* **WHAT YOU WILL DO**:
Among the records that follow, find each line holding the word "EasyUiAutotest" and copy it.

Records contained in a dataset

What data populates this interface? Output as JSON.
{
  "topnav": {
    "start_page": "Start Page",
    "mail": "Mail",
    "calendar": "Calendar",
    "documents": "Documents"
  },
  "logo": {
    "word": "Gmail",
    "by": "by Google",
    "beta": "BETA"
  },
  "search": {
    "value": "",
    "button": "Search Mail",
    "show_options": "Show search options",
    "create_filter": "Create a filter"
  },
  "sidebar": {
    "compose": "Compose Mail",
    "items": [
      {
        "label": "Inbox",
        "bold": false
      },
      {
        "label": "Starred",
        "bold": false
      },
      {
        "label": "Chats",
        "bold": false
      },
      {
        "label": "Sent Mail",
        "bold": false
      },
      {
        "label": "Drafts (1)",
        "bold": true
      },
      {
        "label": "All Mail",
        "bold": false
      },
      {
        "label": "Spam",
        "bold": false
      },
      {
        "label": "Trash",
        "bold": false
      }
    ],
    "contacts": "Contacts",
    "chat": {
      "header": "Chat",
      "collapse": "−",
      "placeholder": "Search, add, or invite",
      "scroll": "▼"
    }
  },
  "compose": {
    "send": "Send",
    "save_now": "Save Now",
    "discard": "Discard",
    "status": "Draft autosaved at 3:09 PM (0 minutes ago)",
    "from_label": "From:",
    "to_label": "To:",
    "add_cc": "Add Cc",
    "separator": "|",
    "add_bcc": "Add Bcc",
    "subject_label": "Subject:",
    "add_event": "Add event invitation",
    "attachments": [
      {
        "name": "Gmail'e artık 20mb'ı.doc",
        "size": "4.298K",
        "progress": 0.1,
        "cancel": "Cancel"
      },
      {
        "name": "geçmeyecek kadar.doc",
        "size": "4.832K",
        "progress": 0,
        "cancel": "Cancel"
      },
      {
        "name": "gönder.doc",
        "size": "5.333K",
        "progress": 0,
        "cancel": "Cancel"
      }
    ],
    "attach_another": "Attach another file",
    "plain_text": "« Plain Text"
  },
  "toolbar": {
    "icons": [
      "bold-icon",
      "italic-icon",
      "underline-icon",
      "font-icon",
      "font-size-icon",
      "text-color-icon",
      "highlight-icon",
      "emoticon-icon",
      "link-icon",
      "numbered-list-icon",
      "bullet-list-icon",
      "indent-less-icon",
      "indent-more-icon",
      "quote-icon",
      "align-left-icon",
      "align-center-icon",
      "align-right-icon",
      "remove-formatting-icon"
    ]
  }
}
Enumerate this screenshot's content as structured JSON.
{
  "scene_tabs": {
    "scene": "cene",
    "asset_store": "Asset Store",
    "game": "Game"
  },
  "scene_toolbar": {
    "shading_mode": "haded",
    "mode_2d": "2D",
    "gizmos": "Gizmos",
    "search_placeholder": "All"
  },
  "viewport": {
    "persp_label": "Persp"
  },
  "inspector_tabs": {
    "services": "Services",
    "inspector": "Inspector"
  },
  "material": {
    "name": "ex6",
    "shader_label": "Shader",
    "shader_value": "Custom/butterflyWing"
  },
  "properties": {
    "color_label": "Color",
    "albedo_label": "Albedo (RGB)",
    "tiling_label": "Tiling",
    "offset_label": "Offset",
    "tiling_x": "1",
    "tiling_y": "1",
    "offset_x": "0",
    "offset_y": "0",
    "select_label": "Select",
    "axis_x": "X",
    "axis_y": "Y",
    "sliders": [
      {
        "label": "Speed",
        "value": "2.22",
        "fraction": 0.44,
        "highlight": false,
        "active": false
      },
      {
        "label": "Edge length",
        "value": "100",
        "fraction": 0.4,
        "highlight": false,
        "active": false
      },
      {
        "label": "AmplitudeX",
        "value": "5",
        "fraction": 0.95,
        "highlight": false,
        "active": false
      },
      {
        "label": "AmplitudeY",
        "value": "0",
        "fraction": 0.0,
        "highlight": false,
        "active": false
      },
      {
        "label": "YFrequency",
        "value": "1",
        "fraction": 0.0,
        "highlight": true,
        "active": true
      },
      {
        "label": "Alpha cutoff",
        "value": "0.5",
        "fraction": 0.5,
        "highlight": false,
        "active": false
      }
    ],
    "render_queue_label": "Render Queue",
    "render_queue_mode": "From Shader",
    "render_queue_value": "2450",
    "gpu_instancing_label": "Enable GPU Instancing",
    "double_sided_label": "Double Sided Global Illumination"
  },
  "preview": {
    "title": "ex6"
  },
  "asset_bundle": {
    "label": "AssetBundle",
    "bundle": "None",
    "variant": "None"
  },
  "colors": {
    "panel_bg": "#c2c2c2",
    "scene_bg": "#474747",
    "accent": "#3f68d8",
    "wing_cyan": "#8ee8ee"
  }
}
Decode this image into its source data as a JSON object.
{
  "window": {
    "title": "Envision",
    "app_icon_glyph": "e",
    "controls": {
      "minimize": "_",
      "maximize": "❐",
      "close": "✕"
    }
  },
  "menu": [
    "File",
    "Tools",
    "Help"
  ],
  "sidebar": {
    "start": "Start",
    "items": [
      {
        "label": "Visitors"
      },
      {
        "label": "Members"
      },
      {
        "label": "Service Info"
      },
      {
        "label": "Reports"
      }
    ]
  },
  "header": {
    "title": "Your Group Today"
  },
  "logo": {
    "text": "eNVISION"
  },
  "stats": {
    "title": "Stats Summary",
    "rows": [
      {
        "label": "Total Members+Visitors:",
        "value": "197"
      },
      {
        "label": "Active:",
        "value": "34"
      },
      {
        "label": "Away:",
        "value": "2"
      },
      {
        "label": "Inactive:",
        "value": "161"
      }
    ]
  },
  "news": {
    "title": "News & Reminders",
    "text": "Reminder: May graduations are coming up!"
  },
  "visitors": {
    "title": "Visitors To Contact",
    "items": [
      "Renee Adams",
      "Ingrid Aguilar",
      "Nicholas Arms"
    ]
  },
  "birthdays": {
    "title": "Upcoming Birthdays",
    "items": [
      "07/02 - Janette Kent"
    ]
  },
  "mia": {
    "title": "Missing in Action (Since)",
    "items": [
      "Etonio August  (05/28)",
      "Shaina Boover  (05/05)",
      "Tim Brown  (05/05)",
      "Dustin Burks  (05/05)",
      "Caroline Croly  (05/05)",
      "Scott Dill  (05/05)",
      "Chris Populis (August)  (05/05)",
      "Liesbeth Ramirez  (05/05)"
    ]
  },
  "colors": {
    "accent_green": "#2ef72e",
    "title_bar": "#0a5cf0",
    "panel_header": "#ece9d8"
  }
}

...

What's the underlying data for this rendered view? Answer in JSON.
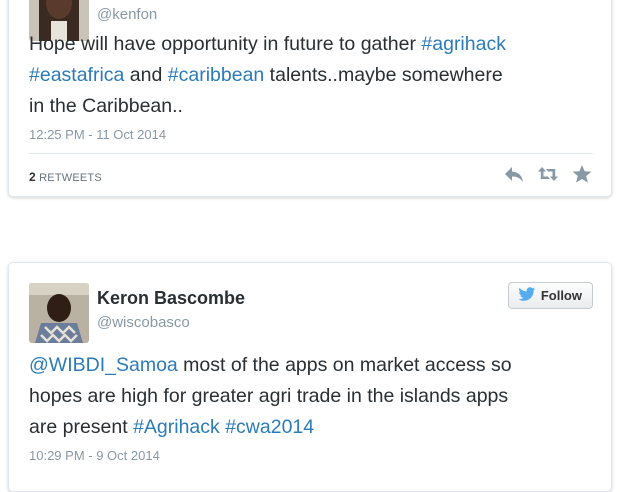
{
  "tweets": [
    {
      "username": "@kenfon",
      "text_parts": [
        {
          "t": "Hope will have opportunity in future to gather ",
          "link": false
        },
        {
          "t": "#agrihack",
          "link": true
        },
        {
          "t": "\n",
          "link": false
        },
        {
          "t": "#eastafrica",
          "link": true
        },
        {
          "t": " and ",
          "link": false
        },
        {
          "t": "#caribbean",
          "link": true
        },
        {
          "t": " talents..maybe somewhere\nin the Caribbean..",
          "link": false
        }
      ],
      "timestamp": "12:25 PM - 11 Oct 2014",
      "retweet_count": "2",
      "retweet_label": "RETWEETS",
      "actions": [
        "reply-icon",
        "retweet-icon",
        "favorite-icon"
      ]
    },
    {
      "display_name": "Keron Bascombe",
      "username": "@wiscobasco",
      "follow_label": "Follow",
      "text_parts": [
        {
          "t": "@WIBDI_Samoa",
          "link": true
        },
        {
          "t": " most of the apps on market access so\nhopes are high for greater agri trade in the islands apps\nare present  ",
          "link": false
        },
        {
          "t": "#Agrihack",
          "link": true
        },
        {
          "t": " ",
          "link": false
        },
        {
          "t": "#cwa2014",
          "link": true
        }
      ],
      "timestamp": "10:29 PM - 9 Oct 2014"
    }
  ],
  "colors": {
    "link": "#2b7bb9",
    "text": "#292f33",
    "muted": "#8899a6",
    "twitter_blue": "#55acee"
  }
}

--

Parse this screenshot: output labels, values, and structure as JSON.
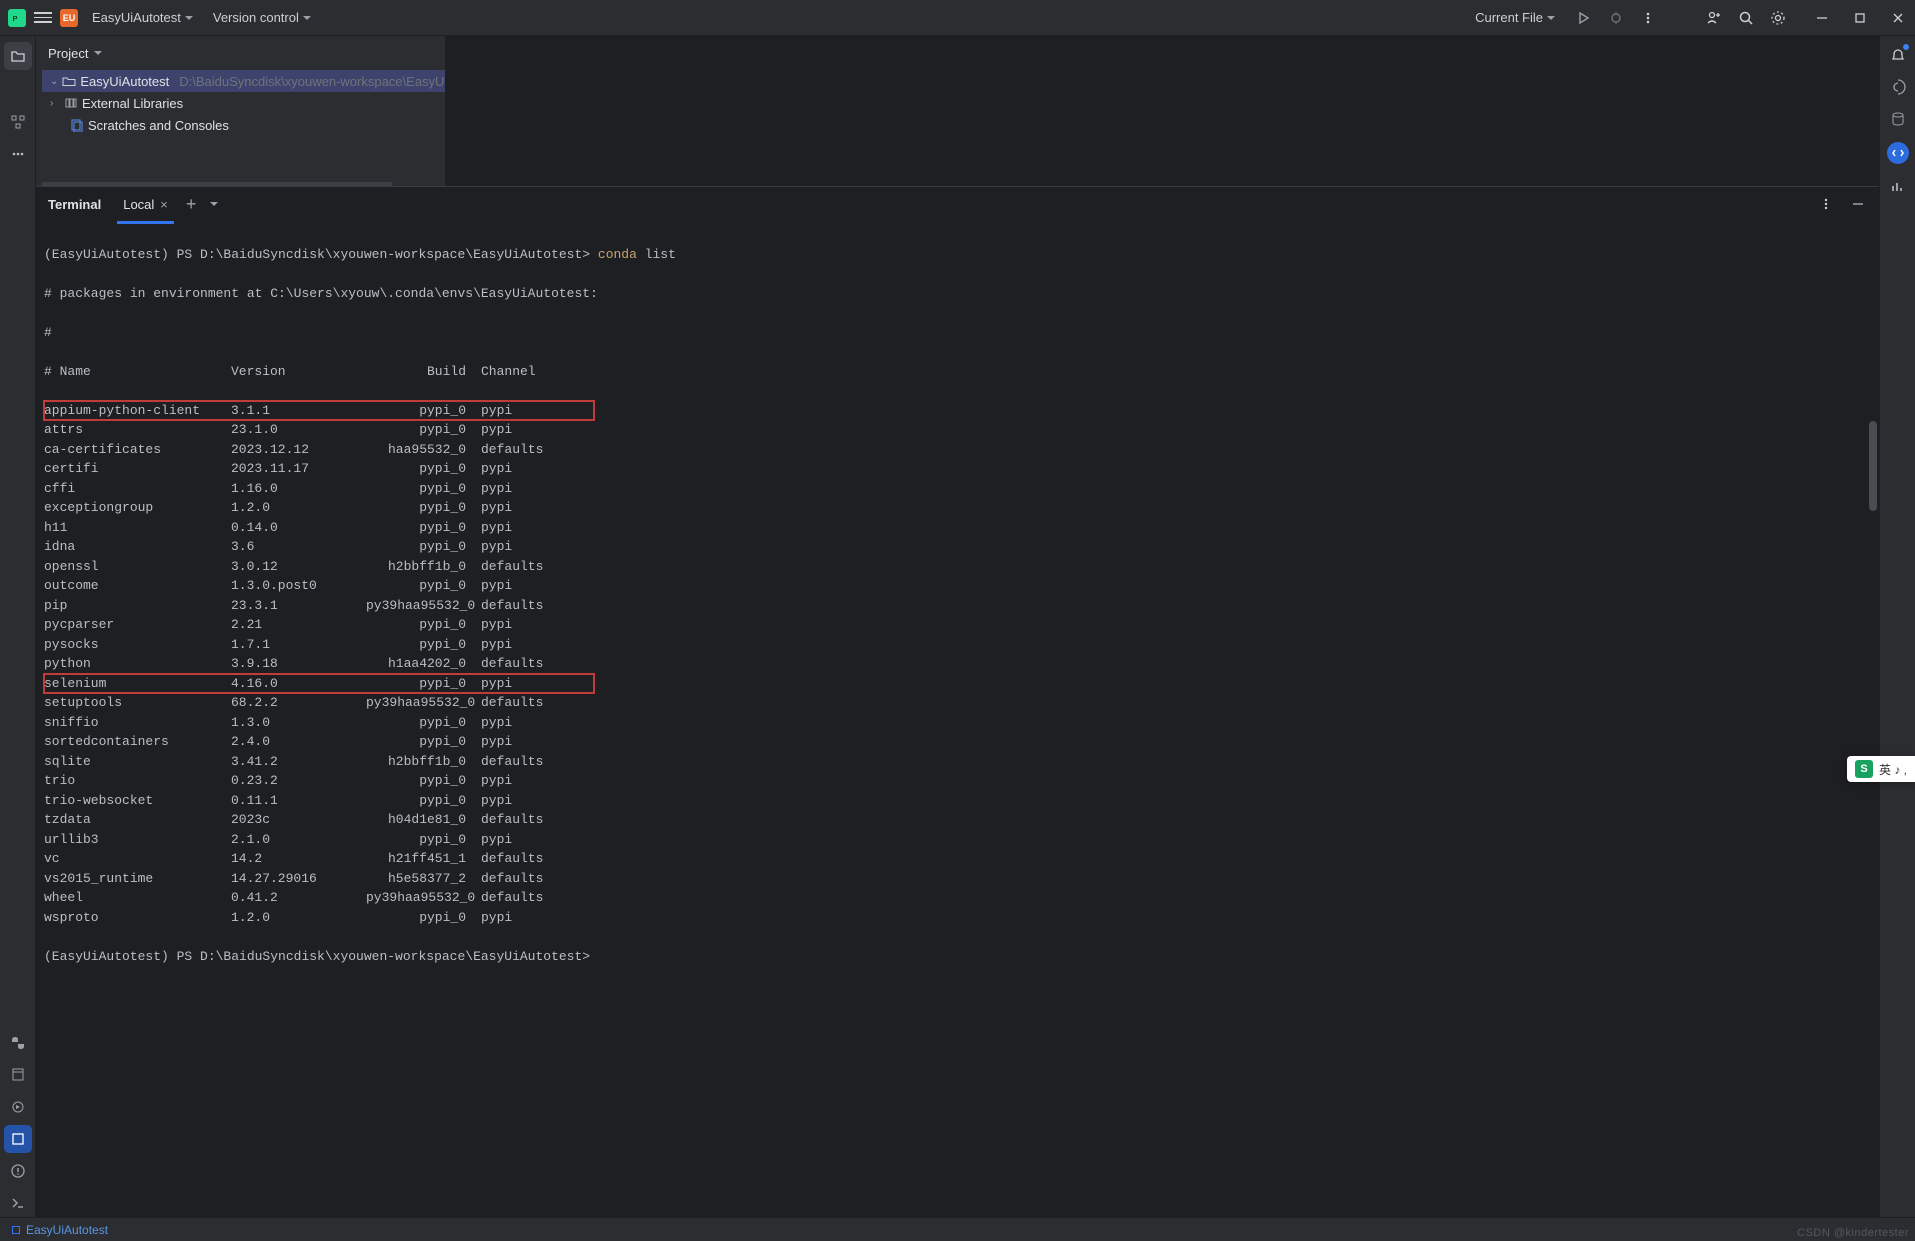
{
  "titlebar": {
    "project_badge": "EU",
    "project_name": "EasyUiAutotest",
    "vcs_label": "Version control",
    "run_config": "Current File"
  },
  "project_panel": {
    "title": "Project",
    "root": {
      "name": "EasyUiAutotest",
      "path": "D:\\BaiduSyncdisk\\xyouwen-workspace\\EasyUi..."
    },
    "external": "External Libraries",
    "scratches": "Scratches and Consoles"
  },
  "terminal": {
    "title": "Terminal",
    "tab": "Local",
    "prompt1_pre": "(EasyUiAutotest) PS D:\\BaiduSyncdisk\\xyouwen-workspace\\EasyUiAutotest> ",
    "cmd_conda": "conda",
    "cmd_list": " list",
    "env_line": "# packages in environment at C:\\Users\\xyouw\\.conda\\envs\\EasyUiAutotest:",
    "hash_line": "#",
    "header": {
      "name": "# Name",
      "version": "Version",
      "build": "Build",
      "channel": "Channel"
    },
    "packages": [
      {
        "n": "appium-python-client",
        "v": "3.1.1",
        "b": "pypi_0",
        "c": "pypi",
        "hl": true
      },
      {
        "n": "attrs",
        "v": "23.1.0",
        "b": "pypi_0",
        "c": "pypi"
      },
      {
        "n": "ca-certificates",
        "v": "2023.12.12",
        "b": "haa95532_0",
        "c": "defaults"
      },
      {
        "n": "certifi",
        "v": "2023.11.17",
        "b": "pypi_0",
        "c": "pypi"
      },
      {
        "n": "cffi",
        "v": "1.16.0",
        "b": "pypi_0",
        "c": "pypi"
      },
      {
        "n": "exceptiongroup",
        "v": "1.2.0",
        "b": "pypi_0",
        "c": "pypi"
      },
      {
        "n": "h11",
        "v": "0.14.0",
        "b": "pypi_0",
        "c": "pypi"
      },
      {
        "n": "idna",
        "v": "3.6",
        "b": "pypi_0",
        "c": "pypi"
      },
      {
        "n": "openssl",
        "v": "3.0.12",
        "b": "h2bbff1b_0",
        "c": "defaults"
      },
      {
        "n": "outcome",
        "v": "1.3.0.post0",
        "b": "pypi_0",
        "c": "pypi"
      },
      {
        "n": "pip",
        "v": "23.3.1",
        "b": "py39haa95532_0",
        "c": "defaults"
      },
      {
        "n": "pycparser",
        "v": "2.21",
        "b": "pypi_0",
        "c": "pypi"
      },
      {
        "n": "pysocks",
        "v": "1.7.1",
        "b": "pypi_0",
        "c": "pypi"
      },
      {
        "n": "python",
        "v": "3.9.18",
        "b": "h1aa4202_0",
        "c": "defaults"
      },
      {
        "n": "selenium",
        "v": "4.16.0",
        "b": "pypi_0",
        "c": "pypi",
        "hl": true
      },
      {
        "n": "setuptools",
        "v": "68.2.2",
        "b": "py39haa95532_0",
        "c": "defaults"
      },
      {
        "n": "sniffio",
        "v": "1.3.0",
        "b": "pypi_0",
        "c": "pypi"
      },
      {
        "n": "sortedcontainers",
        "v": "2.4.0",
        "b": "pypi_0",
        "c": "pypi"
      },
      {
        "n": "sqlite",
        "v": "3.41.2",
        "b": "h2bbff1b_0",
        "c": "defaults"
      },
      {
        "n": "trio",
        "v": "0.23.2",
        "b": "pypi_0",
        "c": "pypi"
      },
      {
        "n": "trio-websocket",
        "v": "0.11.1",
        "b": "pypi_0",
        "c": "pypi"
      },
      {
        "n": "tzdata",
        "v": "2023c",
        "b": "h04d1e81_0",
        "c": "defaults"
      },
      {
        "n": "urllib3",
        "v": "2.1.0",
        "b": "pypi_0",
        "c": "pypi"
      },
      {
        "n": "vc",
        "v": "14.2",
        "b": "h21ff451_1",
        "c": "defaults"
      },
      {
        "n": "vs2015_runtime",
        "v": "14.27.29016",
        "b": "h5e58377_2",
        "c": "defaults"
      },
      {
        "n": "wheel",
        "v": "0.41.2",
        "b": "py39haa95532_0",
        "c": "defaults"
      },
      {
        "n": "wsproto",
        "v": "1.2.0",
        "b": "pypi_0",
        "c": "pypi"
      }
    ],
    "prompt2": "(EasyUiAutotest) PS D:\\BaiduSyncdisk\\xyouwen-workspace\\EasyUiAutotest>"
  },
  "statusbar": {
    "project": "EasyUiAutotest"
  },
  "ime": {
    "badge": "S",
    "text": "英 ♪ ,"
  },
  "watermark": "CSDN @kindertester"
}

* **RESULT FOR THIS TASK**:
    "project_name": "EasyUiAutotest",
      "name": "EasyUiAutotest",
    "prompt1_pre": "(EasyUiAutotest) PS D:\\BaiduSyncdisk\\xyouwen-workspace\\EasyUiAutotest> ",
    "env_line": "# packages in environment at C:\\Users\\xyouw\\.conda\\envs\\EasyUiAutotest:",
    "prompt2": "(EasyUiAutotest) PS D:\\BaiduSyncdisk\\xyouwen-workspace\\EasyUiAutotest>"
    "project": "EasyUiAutotest"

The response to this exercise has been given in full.